“The current amount owed to date is $1,154,660 + HST, an increase of approximately $420,000 from the 12 January 2016 bylaw.
“However, this amount does not include the additional percentage which may be added by the hydro voltage costsidentified above as staff remains in continual discussions with Salterpilon Architecture at the writing of this report.
“As previously mentioned, if the construction costs go up, so will this amount with the final amount not known until the completion of the project. With the information available today and with a few more months to complete the project the wording of the by-law is being requested to be amended to “up to $1,500,000” which will provide an upper ceiling on the contract, and all for some contingency.
“To square up what is currently owed, and provide some additional contingency, this request is for an extra $765,000 from the 12 January 2016 by-law and the final price will be reported out at the completion of the project. All additional costs will be paid out of the contingency from the requested up to $13 million borrowing by-law.
“In the interest of complete transparency,” the CAO said he has also disclosed all `known’ operating forecasted projections associated with the aquatic centre again, based on information available as of the date of this report. This includes the following three items:
1.Additional funding required associated with new facility is forecasted to be between $100,000 -$150,000 annually, commencing in 2018. This is an operating impact, and will increase pressure on the property tax levy.
2.Unknown costs associated with decommissioning of the old pool are forecasted to be $30,000. This is strictly a contingency amount based on hypothetical scenarios that may or may not occur when the water is drained from the old pool. It will only be utilized if required, however, for proper accounting prudency, must be identified and allocated in the budget. This is also an operating impact, and will increase pressure on the property tax levy.
3. Additional funding required for the principle and interest payments related to the 30-year debenture of the final construction line of credit. With the information available today, including the two items identified above for the construction of the facility, the borrowing amount currently stands at $12,400,000 which is estimated at today’s interest rates to be estimated around $680,130 in annual payments commencing in 2019, and for 29 years thereafter.
“This is an operating impact and will increase pressure on the property tax levy as of 2019.”
Avgoustis said these three items will need to be included, and properly calculated as part of future year budget deliberations but “have been identified here for transparency purposes.”
The CAO said a forensic audit is needed because he “cannot accurately provide answers to certain questions at this time, and will be required to defer investigating them to a professional audit.

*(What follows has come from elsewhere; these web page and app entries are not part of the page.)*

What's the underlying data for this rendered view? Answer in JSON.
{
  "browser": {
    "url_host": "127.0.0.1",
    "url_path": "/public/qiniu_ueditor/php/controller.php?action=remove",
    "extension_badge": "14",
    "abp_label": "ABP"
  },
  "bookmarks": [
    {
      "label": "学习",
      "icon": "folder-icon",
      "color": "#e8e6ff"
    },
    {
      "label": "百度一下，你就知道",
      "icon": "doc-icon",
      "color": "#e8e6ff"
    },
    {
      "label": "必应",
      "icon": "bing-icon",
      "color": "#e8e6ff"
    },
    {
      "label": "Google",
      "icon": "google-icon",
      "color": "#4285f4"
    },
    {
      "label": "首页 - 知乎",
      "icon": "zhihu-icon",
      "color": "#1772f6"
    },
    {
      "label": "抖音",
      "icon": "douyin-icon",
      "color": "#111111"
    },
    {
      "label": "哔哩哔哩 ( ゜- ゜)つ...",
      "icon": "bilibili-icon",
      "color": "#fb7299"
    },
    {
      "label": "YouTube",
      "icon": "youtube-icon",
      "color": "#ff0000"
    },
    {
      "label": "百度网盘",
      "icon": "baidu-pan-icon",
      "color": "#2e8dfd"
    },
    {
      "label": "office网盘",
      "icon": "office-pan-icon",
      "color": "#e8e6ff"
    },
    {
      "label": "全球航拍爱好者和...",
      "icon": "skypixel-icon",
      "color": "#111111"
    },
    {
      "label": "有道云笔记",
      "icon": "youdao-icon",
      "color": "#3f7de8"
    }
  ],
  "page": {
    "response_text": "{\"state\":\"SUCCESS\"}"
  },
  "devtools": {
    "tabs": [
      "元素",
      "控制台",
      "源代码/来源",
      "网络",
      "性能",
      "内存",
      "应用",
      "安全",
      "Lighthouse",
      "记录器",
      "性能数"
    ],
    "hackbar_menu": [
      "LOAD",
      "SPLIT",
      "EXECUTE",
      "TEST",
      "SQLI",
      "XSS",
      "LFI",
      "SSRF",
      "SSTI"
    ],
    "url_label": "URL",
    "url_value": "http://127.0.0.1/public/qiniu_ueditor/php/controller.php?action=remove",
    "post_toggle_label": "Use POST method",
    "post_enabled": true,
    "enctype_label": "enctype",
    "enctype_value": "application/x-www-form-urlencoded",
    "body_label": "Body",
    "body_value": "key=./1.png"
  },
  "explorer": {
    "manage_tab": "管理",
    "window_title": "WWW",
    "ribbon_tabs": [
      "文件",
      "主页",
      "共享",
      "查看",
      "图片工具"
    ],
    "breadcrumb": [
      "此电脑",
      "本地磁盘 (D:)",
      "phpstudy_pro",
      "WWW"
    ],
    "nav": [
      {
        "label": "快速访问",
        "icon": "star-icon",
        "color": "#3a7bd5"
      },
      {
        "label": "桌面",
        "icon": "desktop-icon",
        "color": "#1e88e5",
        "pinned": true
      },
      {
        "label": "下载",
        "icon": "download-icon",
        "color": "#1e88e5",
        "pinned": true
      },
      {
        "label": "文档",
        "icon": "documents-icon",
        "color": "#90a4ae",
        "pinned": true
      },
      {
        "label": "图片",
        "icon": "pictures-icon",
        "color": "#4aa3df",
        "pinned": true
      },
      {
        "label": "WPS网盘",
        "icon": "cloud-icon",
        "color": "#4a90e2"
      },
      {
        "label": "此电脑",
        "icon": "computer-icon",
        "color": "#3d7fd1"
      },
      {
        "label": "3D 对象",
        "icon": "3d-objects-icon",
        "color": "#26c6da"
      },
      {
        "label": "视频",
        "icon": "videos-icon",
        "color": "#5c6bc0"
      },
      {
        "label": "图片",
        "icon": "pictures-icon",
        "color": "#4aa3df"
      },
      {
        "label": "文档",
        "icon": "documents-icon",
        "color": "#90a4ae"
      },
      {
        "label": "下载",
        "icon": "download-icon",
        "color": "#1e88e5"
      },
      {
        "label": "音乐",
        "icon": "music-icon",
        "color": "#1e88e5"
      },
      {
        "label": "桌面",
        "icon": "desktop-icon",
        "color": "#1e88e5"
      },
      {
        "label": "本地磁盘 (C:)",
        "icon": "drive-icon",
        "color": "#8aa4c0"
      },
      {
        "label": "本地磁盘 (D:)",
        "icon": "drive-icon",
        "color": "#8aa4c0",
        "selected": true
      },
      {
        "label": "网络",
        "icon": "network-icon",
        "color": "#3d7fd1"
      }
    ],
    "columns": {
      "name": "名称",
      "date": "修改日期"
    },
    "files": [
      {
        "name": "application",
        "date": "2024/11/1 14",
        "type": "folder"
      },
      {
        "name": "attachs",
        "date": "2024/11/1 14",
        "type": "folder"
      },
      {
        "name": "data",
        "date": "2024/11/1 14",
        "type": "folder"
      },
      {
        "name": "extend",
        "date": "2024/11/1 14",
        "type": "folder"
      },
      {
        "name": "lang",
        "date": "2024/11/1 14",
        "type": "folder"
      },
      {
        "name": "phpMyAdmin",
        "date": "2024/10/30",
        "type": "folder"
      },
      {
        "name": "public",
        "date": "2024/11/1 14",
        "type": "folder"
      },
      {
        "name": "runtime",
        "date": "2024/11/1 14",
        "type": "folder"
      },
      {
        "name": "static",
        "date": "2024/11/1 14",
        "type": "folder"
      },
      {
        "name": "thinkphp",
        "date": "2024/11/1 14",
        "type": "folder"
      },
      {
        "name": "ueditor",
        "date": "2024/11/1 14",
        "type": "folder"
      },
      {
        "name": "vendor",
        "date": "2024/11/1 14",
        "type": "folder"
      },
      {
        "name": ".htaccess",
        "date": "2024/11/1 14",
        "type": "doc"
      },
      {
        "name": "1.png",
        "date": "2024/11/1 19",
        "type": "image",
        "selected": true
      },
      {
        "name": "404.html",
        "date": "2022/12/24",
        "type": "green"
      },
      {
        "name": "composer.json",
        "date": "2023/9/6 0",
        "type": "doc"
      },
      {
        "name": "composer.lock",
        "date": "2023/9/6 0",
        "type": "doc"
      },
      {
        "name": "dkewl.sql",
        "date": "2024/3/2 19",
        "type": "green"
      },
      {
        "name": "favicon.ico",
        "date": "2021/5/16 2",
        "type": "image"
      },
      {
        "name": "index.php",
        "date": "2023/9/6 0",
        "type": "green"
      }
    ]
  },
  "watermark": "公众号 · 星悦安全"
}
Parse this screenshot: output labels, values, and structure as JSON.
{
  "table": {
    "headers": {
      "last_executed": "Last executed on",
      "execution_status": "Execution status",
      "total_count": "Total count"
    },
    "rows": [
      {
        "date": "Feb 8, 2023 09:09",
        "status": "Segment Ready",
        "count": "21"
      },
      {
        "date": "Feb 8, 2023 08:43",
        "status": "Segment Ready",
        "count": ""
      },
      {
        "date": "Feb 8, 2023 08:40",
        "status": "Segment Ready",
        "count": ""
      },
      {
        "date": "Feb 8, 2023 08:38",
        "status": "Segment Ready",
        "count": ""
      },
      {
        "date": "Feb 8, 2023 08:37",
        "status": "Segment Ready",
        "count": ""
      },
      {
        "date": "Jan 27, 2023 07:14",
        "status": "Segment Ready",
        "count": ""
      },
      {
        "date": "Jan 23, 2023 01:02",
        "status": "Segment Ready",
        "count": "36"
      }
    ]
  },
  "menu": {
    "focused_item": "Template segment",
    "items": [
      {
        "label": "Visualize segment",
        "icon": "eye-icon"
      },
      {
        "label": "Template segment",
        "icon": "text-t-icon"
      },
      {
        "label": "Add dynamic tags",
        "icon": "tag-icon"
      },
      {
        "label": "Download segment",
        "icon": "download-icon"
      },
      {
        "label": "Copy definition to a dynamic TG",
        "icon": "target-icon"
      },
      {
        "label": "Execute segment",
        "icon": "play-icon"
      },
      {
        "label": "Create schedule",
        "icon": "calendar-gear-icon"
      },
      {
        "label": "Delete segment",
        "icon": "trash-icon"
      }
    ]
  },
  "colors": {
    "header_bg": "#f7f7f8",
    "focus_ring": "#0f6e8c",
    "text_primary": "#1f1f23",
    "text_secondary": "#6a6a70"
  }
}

“This request will be made as part of the 2018 budget and will impact the property tax levyand if approved will commence after the project has been completed.”